- Rules of Professional Conduct, rule 3-110 (Failing to Act Competently) provides:
(A) A member shall not intentionally, recklessly, or repeatedly fail to perform legal services with competence.
(B) For purposes of this rule, “competence” in any legal service shall mean to apply the 1) diligence, 2) learning and skill, and 3) mental, emotional, and physical ability reasonably necessary for the performance of such service.
(C) If a member does not have sufficient learning and skill when the legal service is undertaken, the member may nonetheless perform such services competently by 1) associating with or, where appropriate, professionally consulting another lawyer reasonably believed to be competent, or 2) by acquiring sufficient learning and skill before performance is required.
- Lawyers who hold themselves out as specialists “must exercise the skill, prudence, and diligence exercised by other specialists of ordinary skill and capacity specializing in the same field.” (Wright, supra, 47 Cal.App.3d at p. 810.) The standard of care for claims related to a specialist’s expertise is determined by expert testimony. (Id. at pp. 810–811.)

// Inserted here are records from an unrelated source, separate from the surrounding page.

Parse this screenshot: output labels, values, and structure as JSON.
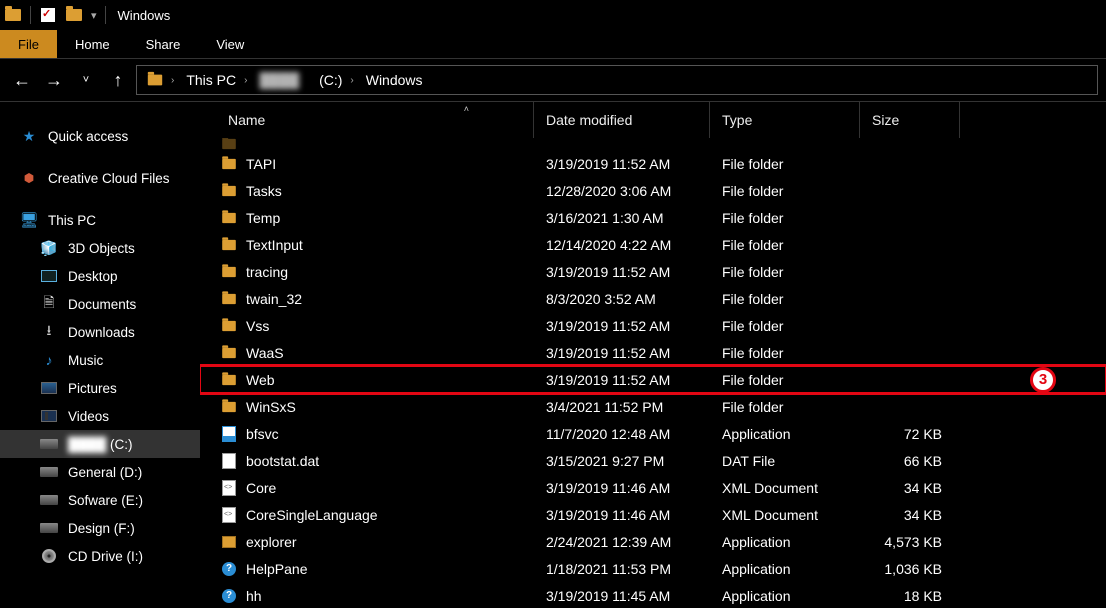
{
  "window": {
    "title": "Windows"
  },
  "ribbon": {
    "file": "File",
    "home": "Home",
    "share": "Share",
    "view": "View"
  },
  "address": {
    "root": "This PC",
    "drive": "(C:)",
    "drive_blur": "████",
    "folder": "Windows"
  },
  "sidebar": {
    "quick_access": "Quick access",
    "creative_cloud": "Creative Cloud Files",
    "this_pc": "This PC",
    "children": [
      {
        "label": "3D Objects"
      },
      {
        "label": "Desktop"
      },
      {
        "label": "Documents"
      },
      {
        "label": "Downloads"
      },
      {
        "label": "Music"
      },
      {
        "label": "Pictures"
      },
      {
        "label": "Videos"
      },
      {
        "label": "(C:)",
        "blur_prefix": true,
        "selected": true
      },
      {
        "label": "General (D:)"
      },
      {
        "label": "Sofware (E:)"
      },
      {
        "label": "Design (F:)"
      },
      {
        "label": "CD Drive (I:)"
      }
    ]
  },
  "columns": {
    "name": "Name",
    "date": "Date modified",
    "type": "Type",
    "size": "Size"
  },
  "rows": [
    {
      "name": "TAPI",
      "date": "3/19/2019 11:52 AM",
      "type": "File folder",
      "size": "",
      "icon": "folder"
    },
    {
      "name": "Tasks",
      "date": "12/28/2020 3:06 AM",
      "type": "File folder",
      "size": "",
      "icon": "folder"
    },
    {
      "name": "Temp",
      "date": "3/16/2021 1:30 AM",
      "type": "File folder",
      "size": "",
      "icon": "folder"
    },
    {
      "name": "TextInput",
      "date": "12/14/2020 4:22 AM",
      "type": "File folder",
      "size": "",
      "icon": "folder"
    },
    {
      "name": "tracing",
      "date": "3/19/2019 11:52 AM",
      "type": "File folder",
      "size": "",
      "icon": "folder"
    },
    {
      "name": "twain_32",
      "date": "8/3/2020 3:52 AM",
      "type": "File folder",
      "size": "",
      "icon": "folder"
    },
    {
      "name": "Vss",
      "date": "3/19/2019 11:52 AM",
      "type": "File folder",
      "size": "",
      "icon": "folder"
    },
    {
      "name": "WaaS",
      "date": "3/19/2019 11:52 AM",
      "type": "File folder",
      "size": "",
      "icon": "folder"
    },
    {
      "name": "Web",
      "date": "3/19/2019 11:52 AM",
      "type": "File folder",
      "size": "",
      "icon": "folder",
      "highlight": true
    },
    {
      "name": "WinSxS",
      "date": "3/4/2021 11:52 PM",
      "type": "File folder",
      "size": "",
      "icon": "folder"
    },
    {
      "name": "bfsvc",
      "date": "11/7/2020 12:48 AM",
      "type": "Application",
      "size": "72 KB",
      "icon": "app"
    },
    {
      "name": "bootstat.dat",
      "date": "3/15/2021 9:27 PM",
      "type": "DAT File",
      "size": "66 KB",
      "icon": "dat"
    },
    {
      "name": "Core",
      "date": "3/19/2019 11:46 AM",
      "type": "XML Document",
      "size": "34 KB",
      "icon": "xml"
    },
    {
      "name": "CoreSingleLanguage",
      "date": "3/19/2019 11:46 AM",
      "type": "XML Document",
      "size": "34 KB",
      "icon": "xml"
    },
    {
      "name": "explorer",
      "date": "2/24/2021 12:39 AM",
      "type": "Application",
      "size": "4,573 KB",
      "icon": "explorer"
    },
    {
      "name": "HelpPane",
      "date": "1/18/2021 11:53 PM",
      "type": "Application",
      "size": "1,036 KB",
      "icon": "help"
    },
    {
      "name": "hh",
      "date": "3/19/2019 11:45 AM",
      "type": "Application",
      "size": "18 KB",
      "icon": "help"
    }
  ],
  "annotation": {
    "number": "3"
  }
}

- If the failure to exercise due care is so clear that a trier of fact may find professional negligence without expert assistance, then expert testimony is not required: “ ‘In other words, if the attorney’s negligence is readily apparent from the facts of the case, then the testimony of an expert may not be necessary.’ ” (Stanley v. Richmond (1995) 35 Cal.App.4th 1070, 1093 [41 Cal.Rptr.2d 768], internal citations omitted.)
1 Witkin, California Procedure (5th ed. 2008) Attorneys, §§ 290–293
4 Witkin, California Procedure (5th ed. 2008) Pleadings, § 593
6 Witkin, Summary of California Law (10th ed. 2005) Torts, §§ 990, 991, 994–997
Vapnek, et al., California Practice Guide: Professional Responsibility, Ch. 1-A, Sources Of Regulation Of Practice Of Law In California-Overview, ¶ 1:39 (The Rutter Group)
Vapnek, et al., California Practice Guide: Professional Responsibility, Ch. 6-D, Professional Liability, ¶¶ 6:230–6:234 (The Rutter Group)
1 Levy et al., California Torts, Ch. 1, Negligence: Duty and Breach, § 1.31 (Matthew Bender)
3 Levy et al., California Torts, Ch. 30, General Principles of Liability of Professionals, §§ 30.12, 30.13, Ch. 32, Liability of Attorneys, § 32.13 (Matthew Bender)
7 California Forms of Pleading and Practice, Ch. 76, Attorney Professional
Liability, §§ 76.50, 76.51 (Matthew Bender)
33 California Forms of Pleading and Practice, Ch. 380, Negligence, § 380.50 (Matthew Bender)
2A California Points and Authorities, Ch. 24A, Attorneys at Law: Malpractice, § 24A.20 et seq. (Matthew Bender)